Noun use of verb phrase move in
Dictionary.com Unabridged Based on the Random House Unabridged Dictionary, © Random House, Inc. 2023

How to use move-in in a sentence

British Dictionary definitions for move-in

move in

verb (mainly adverb)
Also: (when preposition) move into (also preposition) to occupy or take possession of (a new residence, place of business, etc) or help (someone) to do this
(intr often foll by on) informal to creep close (to), as in preparing to capture
(intr often foll by on) informal to try to gain power or influence (over) or interfere (with)
Collins English Dictionary - Complete & Unabridged 2012 Digital Edition © William Collins Sons & Co. Ltd. 1979, 1986 © HarperCollins Publishers 1998, 2000, 2003, 2005, 2006, 2007, 2009, 2012

Other Idioms and Phrases with move-in

move in


Begin to occupy a residence or working place, as in We are scheduled to move in next month, or Helen is moving in with her sister. [Late 1800s]


move in on. Intrude on; also, try to take over or get control of. For example, Their sales force is moving in on our territory, or The police moved in on the gang. [Mid-1900s]

The American Heritage® Idioms Dictionary Copyright © 2002, 2001, 1995 by Houghton Mifflin Harcourt Publishing Company.
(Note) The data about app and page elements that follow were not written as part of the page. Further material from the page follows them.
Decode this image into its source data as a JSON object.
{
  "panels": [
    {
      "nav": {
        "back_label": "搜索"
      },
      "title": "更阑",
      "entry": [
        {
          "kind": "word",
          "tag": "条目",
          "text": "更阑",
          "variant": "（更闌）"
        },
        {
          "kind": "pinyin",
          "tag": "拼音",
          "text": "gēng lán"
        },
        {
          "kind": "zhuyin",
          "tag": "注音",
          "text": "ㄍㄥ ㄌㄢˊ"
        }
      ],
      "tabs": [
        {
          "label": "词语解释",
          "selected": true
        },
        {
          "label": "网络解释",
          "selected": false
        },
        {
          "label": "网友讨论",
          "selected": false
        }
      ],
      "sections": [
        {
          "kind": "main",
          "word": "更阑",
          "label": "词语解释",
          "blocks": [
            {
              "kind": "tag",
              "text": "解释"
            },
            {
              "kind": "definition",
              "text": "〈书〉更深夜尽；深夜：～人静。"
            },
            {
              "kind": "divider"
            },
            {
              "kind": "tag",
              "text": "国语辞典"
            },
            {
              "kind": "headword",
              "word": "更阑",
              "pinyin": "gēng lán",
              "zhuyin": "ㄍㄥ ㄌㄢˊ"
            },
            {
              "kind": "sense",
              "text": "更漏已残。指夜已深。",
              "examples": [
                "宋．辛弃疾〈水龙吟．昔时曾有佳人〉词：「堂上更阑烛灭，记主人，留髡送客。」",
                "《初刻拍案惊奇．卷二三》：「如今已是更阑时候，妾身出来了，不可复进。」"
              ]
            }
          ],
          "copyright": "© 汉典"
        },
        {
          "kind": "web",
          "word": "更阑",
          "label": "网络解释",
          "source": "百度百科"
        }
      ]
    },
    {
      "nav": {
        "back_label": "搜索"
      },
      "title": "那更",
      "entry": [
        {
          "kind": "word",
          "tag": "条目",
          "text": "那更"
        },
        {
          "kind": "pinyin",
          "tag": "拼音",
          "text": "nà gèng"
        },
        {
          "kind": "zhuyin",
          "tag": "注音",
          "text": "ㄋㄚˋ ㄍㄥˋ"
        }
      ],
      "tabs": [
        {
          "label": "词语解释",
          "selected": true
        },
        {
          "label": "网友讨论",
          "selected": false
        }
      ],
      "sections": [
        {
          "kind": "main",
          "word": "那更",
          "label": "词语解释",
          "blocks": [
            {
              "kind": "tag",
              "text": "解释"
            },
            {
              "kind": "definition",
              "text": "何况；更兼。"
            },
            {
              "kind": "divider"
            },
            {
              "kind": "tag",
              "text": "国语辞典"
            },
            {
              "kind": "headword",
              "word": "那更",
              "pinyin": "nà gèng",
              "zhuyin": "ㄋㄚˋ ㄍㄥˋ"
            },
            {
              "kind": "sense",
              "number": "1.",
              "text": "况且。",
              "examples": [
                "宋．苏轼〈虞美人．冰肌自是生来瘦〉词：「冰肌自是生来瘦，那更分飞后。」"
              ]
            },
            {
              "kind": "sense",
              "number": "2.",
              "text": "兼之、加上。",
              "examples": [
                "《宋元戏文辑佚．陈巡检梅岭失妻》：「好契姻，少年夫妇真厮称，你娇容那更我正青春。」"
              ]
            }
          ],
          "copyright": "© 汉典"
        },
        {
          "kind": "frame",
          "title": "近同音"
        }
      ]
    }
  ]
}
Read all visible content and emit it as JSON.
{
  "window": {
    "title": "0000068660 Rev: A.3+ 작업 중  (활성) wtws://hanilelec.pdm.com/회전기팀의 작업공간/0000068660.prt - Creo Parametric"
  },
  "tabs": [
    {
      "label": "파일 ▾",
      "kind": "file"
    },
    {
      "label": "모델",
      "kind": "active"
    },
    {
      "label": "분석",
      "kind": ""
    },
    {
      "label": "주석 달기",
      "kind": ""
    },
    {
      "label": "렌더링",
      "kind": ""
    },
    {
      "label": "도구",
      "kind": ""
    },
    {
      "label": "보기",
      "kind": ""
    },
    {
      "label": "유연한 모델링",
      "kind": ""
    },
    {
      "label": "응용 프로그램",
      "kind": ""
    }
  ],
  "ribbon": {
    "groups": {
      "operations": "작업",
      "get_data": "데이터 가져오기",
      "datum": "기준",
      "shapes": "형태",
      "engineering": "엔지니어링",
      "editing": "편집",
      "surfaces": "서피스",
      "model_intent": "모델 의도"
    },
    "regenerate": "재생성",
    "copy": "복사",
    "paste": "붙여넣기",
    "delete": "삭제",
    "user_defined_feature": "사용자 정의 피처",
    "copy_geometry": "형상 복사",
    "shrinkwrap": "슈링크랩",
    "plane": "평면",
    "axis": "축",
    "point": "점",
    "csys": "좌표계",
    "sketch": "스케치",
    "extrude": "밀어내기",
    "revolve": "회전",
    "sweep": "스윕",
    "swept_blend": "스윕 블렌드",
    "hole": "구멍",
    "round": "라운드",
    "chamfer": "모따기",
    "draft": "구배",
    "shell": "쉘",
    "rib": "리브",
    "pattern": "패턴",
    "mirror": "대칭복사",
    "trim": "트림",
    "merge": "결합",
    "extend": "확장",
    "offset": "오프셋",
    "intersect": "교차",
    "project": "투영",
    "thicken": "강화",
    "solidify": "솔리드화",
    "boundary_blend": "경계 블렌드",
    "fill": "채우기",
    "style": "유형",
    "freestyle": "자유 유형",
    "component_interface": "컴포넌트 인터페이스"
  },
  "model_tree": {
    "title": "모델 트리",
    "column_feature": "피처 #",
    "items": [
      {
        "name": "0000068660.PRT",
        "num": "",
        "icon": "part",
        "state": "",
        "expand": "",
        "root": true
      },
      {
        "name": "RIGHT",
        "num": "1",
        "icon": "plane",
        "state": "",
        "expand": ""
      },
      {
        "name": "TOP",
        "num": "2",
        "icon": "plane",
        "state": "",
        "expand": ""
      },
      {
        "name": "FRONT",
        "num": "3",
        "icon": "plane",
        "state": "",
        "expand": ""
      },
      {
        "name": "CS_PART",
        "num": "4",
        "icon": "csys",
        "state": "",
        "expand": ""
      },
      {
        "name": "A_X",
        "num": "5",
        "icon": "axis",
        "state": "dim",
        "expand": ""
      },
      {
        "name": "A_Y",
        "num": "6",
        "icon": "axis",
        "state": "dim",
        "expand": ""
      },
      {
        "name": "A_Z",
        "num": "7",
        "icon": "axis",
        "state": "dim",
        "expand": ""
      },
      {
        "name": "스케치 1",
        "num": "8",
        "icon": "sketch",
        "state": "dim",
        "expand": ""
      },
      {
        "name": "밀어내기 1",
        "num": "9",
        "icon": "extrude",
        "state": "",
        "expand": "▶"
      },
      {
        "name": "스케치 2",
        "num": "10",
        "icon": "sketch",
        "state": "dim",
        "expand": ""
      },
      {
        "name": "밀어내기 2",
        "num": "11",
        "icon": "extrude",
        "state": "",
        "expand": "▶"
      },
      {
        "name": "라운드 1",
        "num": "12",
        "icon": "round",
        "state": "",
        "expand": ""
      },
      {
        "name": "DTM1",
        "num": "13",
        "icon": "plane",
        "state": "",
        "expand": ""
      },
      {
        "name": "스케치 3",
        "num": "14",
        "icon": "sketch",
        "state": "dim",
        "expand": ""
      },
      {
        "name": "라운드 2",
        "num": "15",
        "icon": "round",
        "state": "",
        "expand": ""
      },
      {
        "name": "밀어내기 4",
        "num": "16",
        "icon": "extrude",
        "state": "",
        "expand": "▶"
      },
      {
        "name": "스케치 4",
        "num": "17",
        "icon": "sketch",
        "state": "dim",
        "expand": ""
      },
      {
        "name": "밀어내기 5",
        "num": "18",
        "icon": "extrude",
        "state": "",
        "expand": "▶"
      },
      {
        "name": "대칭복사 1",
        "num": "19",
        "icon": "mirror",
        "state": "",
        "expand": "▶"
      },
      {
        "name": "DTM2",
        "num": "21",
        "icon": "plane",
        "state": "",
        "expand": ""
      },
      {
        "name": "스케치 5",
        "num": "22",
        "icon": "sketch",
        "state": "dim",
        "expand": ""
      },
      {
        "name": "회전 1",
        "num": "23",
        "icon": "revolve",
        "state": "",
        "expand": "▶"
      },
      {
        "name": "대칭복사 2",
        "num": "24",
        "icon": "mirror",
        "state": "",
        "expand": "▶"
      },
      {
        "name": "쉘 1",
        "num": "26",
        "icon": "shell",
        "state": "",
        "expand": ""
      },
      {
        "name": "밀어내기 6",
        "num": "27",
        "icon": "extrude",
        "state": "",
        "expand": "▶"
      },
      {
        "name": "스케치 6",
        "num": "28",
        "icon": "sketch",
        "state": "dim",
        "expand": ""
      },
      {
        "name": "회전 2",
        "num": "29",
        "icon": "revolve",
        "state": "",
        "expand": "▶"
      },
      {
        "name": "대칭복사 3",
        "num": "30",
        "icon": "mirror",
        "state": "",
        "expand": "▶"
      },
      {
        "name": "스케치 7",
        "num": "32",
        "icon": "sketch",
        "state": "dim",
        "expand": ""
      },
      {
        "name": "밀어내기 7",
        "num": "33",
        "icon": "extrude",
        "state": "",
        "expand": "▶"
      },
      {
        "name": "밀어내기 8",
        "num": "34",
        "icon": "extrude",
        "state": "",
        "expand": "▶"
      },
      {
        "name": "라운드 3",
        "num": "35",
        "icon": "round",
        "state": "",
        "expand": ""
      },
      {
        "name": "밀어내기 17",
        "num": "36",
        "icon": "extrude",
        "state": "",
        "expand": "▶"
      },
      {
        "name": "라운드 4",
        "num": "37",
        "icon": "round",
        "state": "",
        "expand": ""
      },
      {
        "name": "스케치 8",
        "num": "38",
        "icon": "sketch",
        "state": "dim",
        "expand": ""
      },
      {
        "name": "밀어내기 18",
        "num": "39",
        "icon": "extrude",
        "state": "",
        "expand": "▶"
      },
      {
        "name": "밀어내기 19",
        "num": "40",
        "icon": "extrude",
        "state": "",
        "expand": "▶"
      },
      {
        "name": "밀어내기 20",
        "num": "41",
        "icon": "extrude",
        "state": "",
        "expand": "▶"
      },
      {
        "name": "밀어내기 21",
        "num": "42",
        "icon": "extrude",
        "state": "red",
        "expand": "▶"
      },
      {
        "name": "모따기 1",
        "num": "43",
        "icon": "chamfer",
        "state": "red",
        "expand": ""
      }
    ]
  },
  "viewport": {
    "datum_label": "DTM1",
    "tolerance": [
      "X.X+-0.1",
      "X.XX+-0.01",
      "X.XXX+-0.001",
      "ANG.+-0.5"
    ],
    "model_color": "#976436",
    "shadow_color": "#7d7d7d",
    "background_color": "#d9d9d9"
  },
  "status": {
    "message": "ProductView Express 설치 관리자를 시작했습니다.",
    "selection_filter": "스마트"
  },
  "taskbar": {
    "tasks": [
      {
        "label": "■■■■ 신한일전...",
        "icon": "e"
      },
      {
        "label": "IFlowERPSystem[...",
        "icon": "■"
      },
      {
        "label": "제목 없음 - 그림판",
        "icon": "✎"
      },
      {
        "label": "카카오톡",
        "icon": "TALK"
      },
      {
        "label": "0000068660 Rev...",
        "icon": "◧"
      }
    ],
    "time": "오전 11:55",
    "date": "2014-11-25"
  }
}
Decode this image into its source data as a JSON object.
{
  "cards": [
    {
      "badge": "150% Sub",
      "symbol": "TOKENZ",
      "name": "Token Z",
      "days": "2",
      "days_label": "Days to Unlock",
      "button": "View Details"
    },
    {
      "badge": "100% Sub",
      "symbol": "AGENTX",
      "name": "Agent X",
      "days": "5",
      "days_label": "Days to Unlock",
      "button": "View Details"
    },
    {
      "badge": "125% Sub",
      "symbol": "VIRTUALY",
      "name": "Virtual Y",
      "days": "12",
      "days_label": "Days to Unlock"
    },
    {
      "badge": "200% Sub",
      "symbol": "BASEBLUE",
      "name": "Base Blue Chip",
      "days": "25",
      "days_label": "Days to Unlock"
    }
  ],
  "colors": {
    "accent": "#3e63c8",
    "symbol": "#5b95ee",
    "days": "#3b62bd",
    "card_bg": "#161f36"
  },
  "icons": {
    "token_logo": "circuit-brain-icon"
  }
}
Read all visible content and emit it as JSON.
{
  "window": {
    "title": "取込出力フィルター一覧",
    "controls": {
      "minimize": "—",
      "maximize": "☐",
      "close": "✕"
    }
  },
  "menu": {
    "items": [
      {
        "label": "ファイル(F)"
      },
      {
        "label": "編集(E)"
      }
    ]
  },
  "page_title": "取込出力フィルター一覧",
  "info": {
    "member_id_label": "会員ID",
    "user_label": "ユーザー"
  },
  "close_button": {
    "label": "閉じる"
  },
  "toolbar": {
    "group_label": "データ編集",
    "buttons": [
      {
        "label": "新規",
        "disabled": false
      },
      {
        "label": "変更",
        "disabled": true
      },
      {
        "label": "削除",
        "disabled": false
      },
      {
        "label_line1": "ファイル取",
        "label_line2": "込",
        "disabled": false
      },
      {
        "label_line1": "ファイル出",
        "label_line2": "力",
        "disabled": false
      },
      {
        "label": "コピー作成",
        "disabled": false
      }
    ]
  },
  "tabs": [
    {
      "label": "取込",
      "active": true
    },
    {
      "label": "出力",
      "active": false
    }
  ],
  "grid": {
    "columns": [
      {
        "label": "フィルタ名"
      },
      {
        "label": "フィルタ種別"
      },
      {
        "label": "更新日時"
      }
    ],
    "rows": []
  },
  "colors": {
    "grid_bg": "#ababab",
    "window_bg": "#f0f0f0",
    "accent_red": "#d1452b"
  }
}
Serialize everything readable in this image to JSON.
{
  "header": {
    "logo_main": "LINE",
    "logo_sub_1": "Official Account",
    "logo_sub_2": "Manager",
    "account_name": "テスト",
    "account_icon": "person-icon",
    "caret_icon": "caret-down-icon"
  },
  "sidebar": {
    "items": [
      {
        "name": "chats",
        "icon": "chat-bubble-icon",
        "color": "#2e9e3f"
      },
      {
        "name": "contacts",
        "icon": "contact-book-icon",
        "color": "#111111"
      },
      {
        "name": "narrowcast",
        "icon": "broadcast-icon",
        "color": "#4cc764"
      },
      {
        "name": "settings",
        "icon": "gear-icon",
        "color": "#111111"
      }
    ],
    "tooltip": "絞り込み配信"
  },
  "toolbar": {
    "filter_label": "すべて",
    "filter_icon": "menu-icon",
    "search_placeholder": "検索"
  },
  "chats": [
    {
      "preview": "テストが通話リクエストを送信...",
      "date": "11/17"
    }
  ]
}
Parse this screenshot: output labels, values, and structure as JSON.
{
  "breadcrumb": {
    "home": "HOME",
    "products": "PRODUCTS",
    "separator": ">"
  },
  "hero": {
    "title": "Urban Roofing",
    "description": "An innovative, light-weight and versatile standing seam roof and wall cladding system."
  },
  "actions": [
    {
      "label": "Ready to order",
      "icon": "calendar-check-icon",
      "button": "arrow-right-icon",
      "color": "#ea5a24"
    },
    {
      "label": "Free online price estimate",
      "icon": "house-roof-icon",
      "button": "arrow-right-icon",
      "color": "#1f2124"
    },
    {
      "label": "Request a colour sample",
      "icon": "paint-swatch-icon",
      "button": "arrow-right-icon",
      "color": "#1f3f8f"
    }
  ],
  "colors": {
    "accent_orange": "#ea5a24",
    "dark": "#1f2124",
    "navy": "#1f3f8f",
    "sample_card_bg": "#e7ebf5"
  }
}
Published by Houghton Mifflin Harcourt Publishing Company.